Work request - In the records that follow, find each line with the word "室内温度" and copy it.

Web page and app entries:
- - -

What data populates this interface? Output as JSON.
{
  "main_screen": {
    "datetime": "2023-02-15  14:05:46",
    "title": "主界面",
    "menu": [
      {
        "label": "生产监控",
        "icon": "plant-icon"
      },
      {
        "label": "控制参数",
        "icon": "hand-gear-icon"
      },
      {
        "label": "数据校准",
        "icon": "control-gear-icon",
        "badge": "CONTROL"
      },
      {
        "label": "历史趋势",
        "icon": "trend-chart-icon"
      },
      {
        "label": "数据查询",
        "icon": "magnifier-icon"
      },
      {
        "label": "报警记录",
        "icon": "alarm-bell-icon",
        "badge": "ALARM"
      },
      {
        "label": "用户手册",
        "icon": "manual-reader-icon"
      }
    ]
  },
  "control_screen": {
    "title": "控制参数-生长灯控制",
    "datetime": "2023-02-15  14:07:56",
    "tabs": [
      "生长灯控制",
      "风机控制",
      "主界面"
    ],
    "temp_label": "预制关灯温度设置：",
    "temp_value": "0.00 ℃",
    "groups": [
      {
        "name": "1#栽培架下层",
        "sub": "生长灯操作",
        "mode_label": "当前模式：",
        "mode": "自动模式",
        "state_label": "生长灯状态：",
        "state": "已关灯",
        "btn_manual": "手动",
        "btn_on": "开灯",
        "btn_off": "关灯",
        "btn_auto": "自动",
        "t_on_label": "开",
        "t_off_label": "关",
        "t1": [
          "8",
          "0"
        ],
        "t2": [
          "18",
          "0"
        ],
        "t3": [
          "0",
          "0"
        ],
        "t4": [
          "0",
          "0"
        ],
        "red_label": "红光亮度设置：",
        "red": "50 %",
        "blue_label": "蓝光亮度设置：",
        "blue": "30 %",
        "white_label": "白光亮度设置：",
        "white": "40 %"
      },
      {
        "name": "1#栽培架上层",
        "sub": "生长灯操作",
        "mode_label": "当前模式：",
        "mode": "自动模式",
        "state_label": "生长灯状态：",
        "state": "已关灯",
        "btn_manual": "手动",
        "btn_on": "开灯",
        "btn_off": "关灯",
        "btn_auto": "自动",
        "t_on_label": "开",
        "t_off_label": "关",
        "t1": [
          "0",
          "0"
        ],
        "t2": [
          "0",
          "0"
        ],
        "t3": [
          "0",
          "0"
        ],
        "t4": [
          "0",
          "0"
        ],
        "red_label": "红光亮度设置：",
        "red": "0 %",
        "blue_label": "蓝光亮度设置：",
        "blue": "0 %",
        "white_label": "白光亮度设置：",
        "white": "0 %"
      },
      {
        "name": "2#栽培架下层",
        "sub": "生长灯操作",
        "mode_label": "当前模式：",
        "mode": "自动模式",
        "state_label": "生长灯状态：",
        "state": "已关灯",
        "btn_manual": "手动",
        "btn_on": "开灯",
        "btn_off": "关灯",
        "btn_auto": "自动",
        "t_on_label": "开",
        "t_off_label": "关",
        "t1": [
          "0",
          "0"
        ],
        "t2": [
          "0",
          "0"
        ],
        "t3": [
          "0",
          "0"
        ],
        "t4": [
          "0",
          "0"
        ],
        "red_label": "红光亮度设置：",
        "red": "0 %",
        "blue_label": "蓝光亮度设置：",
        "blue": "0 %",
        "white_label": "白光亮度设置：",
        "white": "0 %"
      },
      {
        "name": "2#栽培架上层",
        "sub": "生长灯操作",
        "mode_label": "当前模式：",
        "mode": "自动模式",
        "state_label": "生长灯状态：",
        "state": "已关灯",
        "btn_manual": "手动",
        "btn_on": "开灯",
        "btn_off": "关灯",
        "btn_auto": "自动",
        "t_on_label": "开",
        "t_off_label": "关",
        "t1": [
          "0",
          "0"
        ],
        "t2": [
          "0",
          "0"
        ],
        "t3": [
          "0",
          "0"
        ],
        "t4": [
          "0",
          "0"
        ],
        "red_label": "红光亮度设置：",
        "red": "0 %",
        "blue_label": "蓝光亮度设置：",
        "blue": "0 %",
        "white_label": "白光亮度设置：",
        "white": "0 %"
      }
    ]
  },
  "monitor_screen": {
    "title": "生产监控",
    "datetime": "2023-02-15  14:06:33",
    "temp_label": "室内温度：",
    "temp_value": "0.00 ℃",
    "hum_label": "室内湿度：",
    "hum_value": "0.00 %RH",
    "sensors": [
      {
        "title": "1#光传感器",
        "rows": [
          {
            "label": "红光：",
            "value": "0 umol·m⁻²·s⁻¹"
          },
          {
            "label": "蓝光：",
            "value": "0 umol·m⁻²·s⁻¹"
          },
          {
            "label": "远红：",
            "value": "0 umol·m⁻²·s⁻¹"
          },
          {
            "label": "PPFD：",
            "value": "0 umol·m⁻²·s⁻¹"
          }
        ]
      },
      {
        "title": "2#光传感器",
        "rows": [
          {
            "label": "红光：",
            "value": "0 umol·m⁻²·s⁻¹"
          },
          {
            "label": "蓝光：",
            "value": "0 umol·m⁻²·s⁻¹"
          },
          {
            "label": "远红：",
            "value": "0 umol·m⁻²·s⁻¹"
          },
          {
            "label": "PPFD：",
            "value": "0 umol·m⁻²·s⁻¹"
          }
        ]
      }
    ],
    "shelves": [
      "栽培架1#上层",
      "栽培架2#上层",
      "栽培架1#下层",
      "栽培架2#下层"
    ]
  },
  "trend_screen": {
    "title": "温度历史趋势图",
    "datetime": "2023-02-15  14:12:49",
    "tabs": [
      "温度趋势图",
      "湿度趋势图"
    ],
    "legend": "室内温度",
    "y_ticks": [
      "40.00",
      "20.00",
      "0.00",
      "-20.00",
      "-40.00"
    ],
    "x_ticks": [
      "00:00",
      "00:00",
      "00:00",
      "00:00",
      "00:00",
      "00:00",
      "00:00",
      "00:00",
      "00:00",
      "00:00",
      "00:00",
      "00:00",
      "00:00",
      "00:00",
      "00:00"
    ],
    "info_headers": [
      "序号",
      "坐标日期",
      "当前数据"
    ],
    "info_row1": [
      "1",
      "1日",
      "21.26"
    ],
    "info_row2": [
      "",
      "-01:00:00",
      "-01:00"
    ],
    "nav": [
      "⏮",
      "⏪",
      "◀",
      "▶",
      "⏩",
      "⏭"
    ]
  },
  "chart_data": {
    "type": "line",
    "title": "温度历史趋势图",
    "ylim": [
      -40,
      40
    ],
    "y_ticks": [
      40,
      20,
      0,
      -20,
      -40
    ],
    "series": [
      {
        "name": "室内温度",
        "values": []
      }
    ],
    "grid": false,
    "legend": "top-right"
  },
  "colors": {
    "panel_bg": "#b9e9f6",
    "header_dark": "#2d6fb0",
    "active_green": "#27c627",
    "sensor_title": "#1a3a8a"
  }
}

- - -

Solution to this problem -
    "temp_label": "室内温度：",
    "legend": "室内温度",
        "name": "室内温度",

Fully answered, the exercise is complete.